This volume examines race, gender, and identity in African American culture. As with previous volumes in the series, these collected essays provide a social science and interdisciplinary framework for the exploration of Africana cultural and social phenomena. The contributors have adopted mixed methods and meta-theory tools of analysis to describe and evaluate these issues from an African-centered perspective.
Kameelah Martin examines the role of women in the films of Julie Dash and Kasi Lemmons. Toya Roberts offers an experimental study of African American males at predominantly white institutions of higher education. Rochelle Brocks digs into the transition, transformation, and transcendence of civil rights to the Black Arts/Black Power movements for social change. Portia K. Maultsby provides an ethnographic study, inspecting the genre of funk music in the United States. James L. Conyers, Jr. analyzes the doctoral dissertation of W. E. B. Du Bois, which cataloged the impact of colonialism on Africana culture. Kesha Morant Williams and Ronald L. Jackson II examine the impact of lupus on the identity of African American women. Ronald Turner's essay examines black workers challenging racist practices by their union representatives. Lisbeth Gant-Britton renders a conceptual history of the hip-hop community, with emphasis on international issues. This volume is an invaluable sourcebook for those studying African American affairs, history, and cultural studies.
1 Introduction: Race, Gender, and Identity
James L. Conyers, Jr.
2 Conjurin' Up an Image: African American Healing Women in the Films of Julie Dash and Kasi Lemmons
3 African American Males' Maladaptive Coping Strategies to Racism at Predominately White
4 They Fought a Good Fight: SNCC and Civil Rights in Mississippi
5 Dayton Funk Music: The Layering of Multiple Identities
Portia K. Maultsby
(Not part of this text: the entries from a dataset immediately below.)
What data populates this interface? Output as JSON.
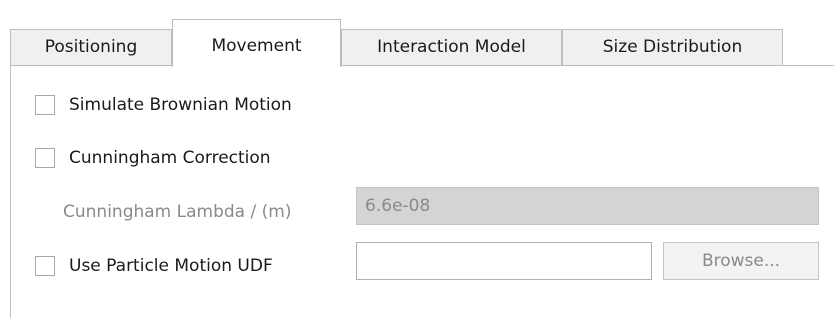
{
  "tabs": [
    {
      "label": "Positioning",
      "active": false
    },
    {
      "label": "Movement",
      "active": true
    },
    {
      "label": "Interaction Model",
      "active": false
    },
    {
      "label": "Size Distribution",
      "active": false
    }
  ],
  "movement": {
    "brownian": {
      "label": "Simulate Brownian Motion",
      "checked": false
    },
    "cunningham": {
      "label": "Cunningham Correction",
      "checked": false
    },
    "lambda": {
      "label": "Cunningham Lambda / (m)",
      "value": "6.6e-08"
    },
    "udf": {
      "label": "Use Particle Motion UDF",
      "checked": false,
      "value": "",
      "browse_label": "Browse..."
    }
  }
}
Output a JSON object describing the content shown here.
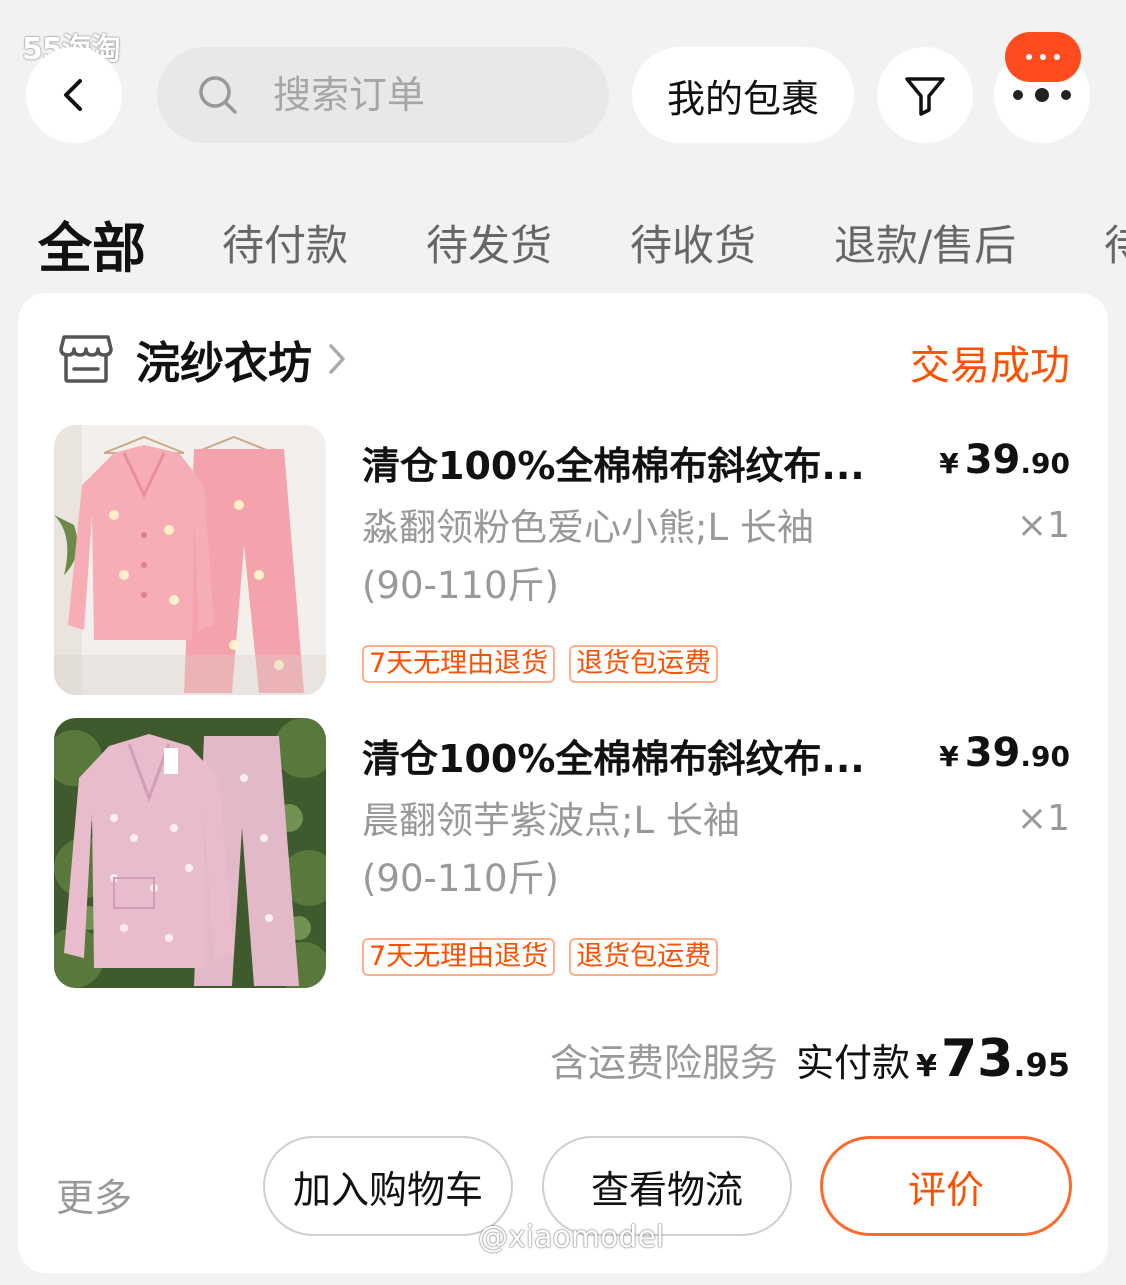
{
  "watermark": {
    "top": "55海淘",
    "bottom": "@xiaomodel"
  },
  "header": {
    "search_placeholder": "搜索订单",
    "parcel_label": "我的包裹"
  },
  "tabs": [
    "全部",
    "待付款",
    "待发货",
    "待收货",
    "退款/售后",
    "待"
  ],
  "order": {
    "shop_name": "浣纱衣坊",
    "status": "交易成功",
    "items": [
      {
        "title": "清仓100%全棉棉布斜纹布...",
        "sku_line1": "淼翻领粉色爱心小熊;L 长袖",
        "sku_line2": "(90-110斤)",
        "price_currency": "¥",
        "price_int": "39",
        "price_dec": ".90",
        "qty": "×1",
        "tags": [
          "7天无理由退货",
          "退货包运费"
        ]
      },
      {
        "title": "清仓100%全棉棉布斜纹布...",
        "sku_line1": "晨翻领芋紫波点;L 长袖",
        "sku_line2": "(90-110斤)",
        "price_currency": "¥",
        "price_int": "39",
        "price_dec": ".90",
        "qty": "×1",
        "tags": [
          "7天无理由退货",
          "退货包运费"
        ]
      }
    ],
    "total_note": "含运费险服务",
    "total_label": "实付款",
    "total_currency": "¥",
    "total_int": "73",
    "total_dec": ".95",
    "more_label": "更多",
    "buttons": {
      "cart": "加入购物车",
      "logistics": "查看物流",
      "review": "评价"
    }
  },
  "colors": {
    "accent": "#ff5000",
    "badge": "#ff4c1f",
    "page_bg": "#f2f2f2"
  }
}
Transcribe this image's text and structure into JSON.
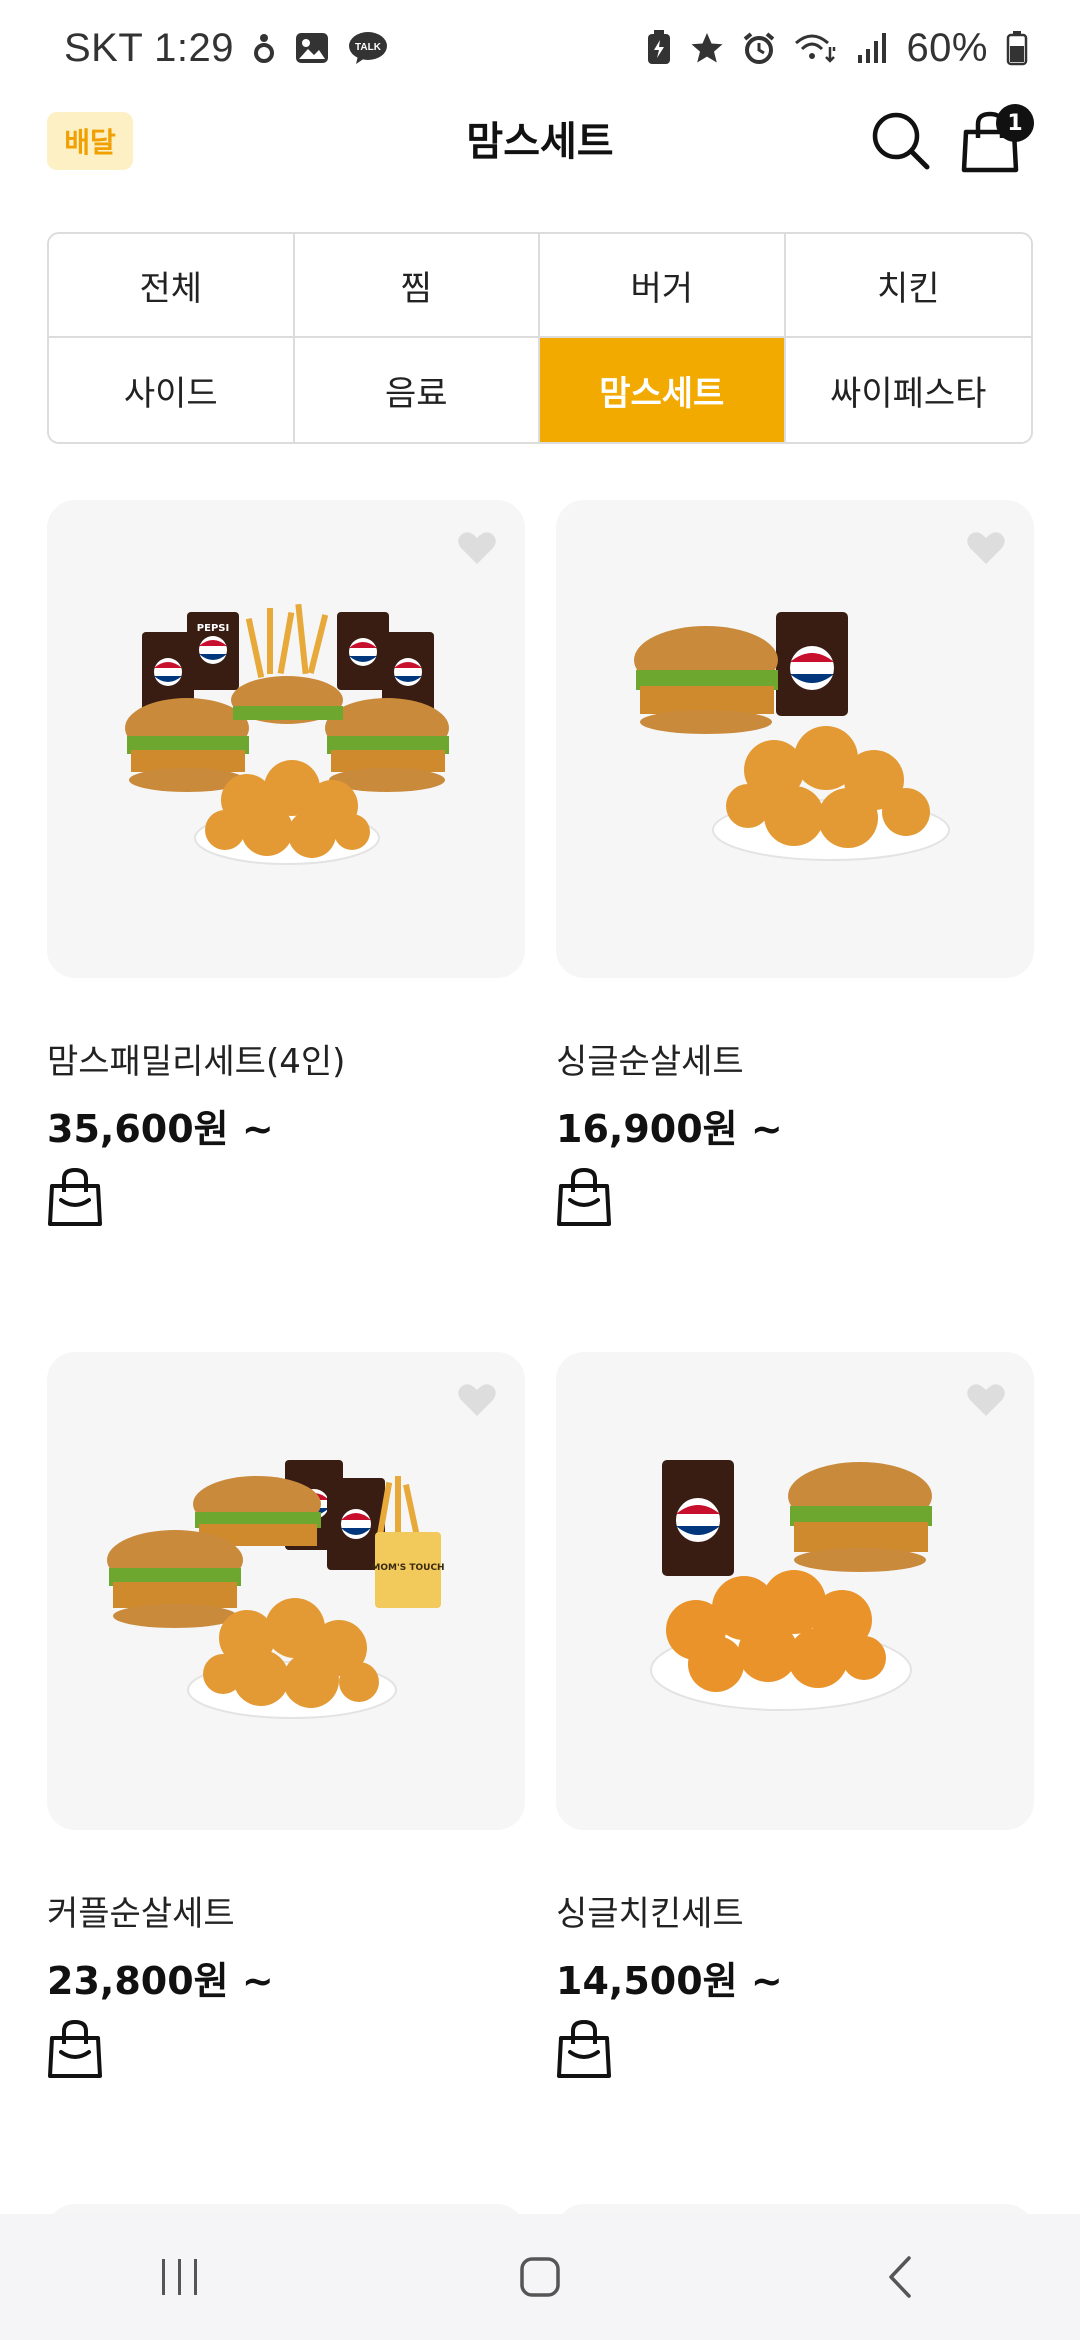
{
  "status_bar": {
    "carrier_time": "SKT 1:29",
    "battery": "60%",
    "icons": [
      "notification-dot-icon",
      "gallery-icon",
      "talk-icon",
      "battery-saver-icon",
      "star-icon",
      "alarm-icon",
      "wifi-icon",
      "signal-icon",
      "battery-icon"
    ],
    "talk_label": "TALK"
  },
  "header": {
    "delivery_badge": "배달",
    "title": "맘스세트",
    "cart_count": "1"
  },
  "categories": [
    {
      "label": "전체",
      "active": false
    },
    {
      "label": "찜",
      "active": false
    },
    {
      "label": "버거",
      "active": false
    },
    {
      "label": "치킨",
      "active": false
    },
    {
      "label": "사이드",
      "active": false
    },
    {
      "label": "음료",
      "active": false
    },
    {
      "label": "맘스세트",
      "active": true
    },
    {
      "label": "싸이페스타",
      "active": false
    }
  ],
  "products": [
    {
      "name": "맘스패밀리세트(4인)",
      "price": "35,600원 ~"
    },
    {
      "name": "싱글순살세트",
      "price": "16,900원 ~"
    },
    {
      "name": "커플순살세트",
      "price": "23,800원 ~"
    },
    {
      "name": "싱글치킨세트",
      "price": "14,500원 ~"
    }
  ],
  "image_text": {
    "pepsi": "PEPSI",
    "moms_touch": "MOM'S TOUCH"
  },
  "colors": {
    "accent": "#f2a900",
    "badge_bg": "#fdf0c4",
    "card_bg": "#f6f6f6"
  },
  "nav": {
    "icons": [
      "recent-apps-icon",
      "home-icon",
      "back-icon"
    ]
  }
}
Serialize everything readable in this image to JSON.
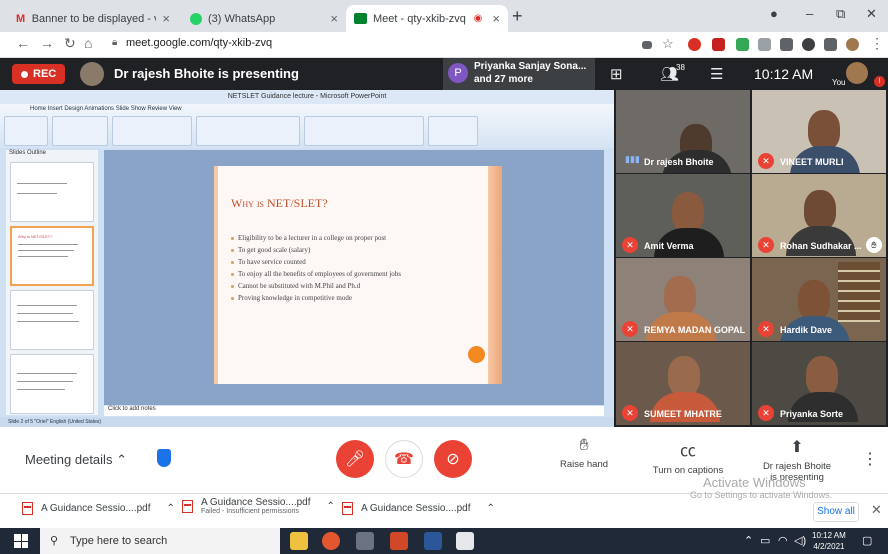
{
  "tabs": [
    {
      "title": "Banner to be displayed - vinit85",
      "icon": "gmail-icon"
    },
    {
      "title": "(3) WhatsApp",
      "icon": "whatsapp-icon"
    },
    {
      "title": "Meet - qty-xkib-zvq",
      "icon": "meet-icon"
    }
  ],
  "address": {
    "url": "meet.google.com/qty-xkib-zvq"
  },
  "meet": {
    "rec_label": "REC",
    "presenting_text": "Dr rajesh Bhoite is presenting",
    "participants_pill": {
      "initial": "P",
      "line1": "Priyanka Sanjay Sona...",
      "line2": "and 27 more"
    },
    "participant_count": "38",
    "clock": "10:12 AM",
    "you_label": "You"
  },
  "ppt": {
    "window_title": "NETSLET Guidance lecture - Microsoft PowerPoint",
    "ribbon_tabs": "Home   Insert   Design   Animations   Slide Show   Review   View",
    "panel_tabs": "Slides   Outline",
    "notes_placeholder": "Click to add notes",
    "status": "Slide 2 of 5    \"Oriel\"    English (United States)",
    "slide": {
      "title": "Why is NET/SLET?",
      "bullets": [
        "Eligibility to be a lecturer in a college on proper post",
        "To get good scale (salary)",
        "To have service counted",
        "To enjoy all the benefits of employees of government jobs",
        "Cannot be substituted with M.Phil and Ph.d",
        "Proving knowledge in competitive mode"
      ]
    },
    "thumbs": [
      "",
      "Why is NET/SLET?",
      "",
      ""
    ]
  },
  "tiles": [
    {
      "name": "Dr rajesh Bhoite",
      "status": "speaking"
    },
    {
      "name": "VINEET MURLI",
      "status": "muted"
    },
    {
      "name": "Amit Verma",
      "status": "muted"
    },
    {
      "name": "Rohan Sudhakar ...",
      "status": "muted",
      "hand": true
    },
    {
      "name": "REMYA MADAN GOPAL",
      "status": "muted"
    },
    {
      "name": "Hardik Dave",
      "status": "muted"
    },
    {
      "name": "SUMEET MHATRE",
      "status": "muted"
    },
    {
      "name": "Priyanka Sorte",
      "status": "muted"
    }
  ],
  "controls": {
    "meeting_details": "Meeting details",
    "raise_hand": "Raise hand",
    "captions": "Turn on captions",
    "presenting_line1": "Dr rajesh Bhoite",
    "presenting_line2": "is presenting",
    "watermark1": "Activate Windows",
    "watermark2": "Go to Settings to activate Windows."
  },
  "downloads": [
    {
      "name": "A Guidance Sessio....pdf",
      "sub": ""
    },
    {
      "name": "A Guidance Sessio....pdf",
      "sub": "Failed - Insufficient permissions"
    },
    {
      "name": "A Guidance Sessio....pdf",
      "sub": ""
    }
  ],
  "show_all": "Show all",
  "taskbar": {
    "search": "Type here to search",
    "time": "10:12 AM",
    "date": "4/2/2021"
  },
  "colors": {
    "red": "#ea4335",
    "meet_dark": "#202124",
    "blue": "#1a73e8"
  }
}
6 The Suppression of the African Slave Trade: A Reflexive Analysis of Structural Functionalism
and Cultural Relevance
James L. Conyers, Jr.
7 The Big Bad Wolf: Lupus, Identity, and African American Women
Kesha Morant Williams and Ronald L. Jackson II
8 Steele and the Supreme Court's Creation of the Union's Duty of Fair Representation
9 Our Fate or Our Future: The Hip Hop Nation and Alternative Intentional Communities for Social Justice